What is Night Blindness?
Night blindness or medically known as nyctalopia is a condition wherein a person has vision difficulties at night or where there is low light. Night blindness is more of a symptom of an underlying eye disease rather than a medical disorder in itself. This particular symptom may be present at birth or may be acquired later in life due to injury to parts of the eye or malnutrition.
Retinitis pigmentosa is said to be the most common cause of night blindness or nyctalopia. This involves a defect on the rod cells of the retina. Rod cells are responsible for processing light that passes through the eye’s retina. And if these cells do not function properly, they will gradually lose the ability to process the light coming through them. This will then cause people to have difficulty in seeing things in low light conditions or at night. In worst cases, some people even have difficulty seeing even during day time or bright light conditions.

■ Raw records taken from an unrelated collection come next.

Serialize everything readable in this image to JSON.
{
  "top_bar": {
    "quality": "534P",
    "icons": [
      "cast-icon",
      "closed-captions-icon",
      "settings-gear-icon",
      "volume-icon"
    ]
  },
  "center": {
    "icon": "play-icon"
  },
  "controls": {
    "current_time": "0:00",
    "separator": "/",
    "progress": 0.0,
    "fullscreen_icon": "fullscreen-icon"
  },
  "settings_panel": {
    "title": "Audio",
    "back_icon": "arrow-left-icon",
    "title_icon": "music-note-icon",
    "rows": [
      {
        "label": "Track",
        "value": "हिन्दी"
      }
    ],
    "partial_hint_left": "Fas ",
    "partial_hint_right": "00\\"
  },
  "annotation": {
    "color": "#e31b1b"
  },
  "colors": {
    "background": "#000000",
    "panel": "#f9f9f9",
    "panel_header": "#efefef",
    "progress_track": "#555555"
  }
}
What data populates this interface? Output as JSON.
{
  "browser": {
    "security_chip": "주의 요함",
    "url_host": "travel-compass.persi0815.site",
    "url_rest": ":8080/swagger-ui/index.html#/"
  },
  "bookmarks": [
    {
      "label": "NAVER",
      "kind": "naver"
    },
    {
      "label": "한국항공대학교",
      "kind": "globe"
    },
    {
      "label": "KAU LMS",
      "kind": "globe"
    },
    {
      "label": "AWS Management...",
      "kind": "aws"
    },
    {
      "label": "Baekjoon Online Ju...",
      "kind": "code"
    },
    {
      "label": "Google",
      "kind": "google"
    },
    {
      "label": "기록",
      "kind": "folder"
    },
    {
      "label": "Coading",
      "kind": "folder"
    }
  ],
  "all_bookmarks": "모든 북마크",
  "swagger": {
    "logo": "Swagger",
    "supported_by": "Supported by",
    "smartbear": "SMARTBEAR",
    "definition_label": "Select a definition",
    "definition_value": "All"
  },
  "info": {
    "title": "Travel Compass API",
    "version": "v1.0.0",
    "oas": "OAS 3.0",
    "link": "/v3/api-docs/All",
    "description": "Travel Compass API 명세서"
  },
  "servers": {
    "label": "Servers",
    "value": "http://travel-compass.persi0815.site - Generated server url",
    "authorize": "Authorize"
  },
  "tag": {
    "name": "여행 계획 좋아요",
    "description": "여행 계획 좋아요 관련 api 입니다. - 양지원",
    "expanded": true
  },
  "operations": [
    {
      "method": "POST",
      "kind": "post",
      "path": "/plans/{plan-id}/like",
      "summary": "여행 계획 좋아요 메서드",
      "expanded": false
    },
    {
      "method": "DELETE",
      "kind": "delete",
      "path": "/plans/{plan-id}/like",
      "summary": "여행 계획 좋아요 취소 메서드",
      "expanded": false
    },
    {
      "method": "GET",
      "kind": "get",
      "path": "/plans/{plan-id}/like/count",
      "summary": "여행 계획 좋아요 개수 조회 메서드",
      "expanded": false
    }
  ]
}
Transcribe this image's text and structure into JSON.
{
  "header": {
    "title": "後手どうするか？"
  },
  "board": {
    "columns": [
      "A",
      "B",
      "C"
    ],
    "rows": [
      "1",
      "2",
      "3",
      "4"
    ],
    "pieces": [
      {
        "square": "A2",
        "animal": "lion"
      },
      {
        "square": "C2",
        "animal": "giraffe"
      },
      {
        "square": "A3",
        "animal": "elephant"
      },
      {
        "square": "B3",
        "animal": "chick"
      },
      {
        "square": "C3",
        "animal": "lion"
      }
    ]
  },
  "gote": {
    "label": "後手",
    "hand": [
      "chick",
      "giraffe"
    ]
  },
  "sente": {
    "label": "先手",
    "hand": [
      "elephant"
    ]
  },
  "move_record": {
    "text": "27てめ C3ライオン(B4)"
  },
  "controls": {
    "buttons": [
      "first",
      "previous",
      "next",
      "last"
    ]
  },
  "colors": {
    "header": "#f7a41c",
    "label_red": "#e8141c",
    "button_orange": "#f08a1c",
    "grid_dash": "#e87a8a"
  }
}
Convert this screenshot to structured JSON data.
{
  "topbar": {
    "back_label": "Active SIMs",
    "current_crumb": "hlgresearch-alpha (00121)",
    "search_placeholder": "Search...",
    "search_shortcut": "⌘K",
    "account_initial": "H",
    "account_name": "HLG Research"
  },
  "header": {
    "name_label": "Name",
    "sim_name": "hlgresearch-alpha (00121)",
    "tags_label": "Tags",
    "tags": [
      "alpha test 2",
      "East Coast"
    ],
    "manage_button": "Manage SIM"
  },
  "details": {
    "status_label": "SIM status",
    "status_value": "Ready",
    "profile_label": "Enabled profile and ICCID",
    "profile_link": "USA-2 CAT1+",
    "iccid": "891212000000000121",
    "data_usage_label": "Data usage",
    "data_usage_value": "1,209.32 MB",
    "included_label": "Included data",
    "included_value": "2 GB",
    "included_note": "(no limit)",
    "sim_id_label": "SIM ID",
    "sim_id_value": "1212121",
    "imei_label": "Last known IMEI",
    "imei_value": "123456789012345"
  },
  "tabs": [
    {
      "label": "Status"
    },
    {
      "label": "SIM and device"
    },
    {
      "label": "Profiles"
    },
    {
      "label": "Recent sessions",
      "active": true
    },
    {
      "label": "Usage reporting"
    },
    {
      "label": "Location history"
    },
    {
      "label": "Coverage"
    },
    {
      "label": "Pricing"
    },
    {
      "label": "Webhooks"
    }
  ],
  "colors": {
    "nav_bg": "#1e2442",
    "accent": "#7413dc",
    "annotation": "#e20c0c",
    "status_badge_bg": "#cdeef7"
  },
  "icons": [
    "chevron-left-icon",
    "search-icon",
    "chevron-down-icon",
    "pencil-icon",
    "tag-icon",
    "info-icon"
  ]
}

Other conditions that may cause nyctalopia include myopia, cataracts, deficiency in Vitamin A, medications that cause pupil constriction like those for glaucoma, oguchi disease, Sorsby’s fundus dystrophy, and refractive surgery.
Treatment for night blindness depends on the symptoms presented by the patient, its severity, and the cause for the vision difficulty at night and low light conditions. For milder cases, new prescription eyeglasses may be the only thing that’s needed to help people see better at night time. For those under glaucoma medication, a change of drug type may be advised by doctors. People with cataracts for example are usually advised to undergo surgery. It is also advised that people experiencing symptoms of night blindness or nyctalopia seek medical attention as soon as possible to have better prognosis and to discuss to their doctors their apprehensions with their vision difficulties.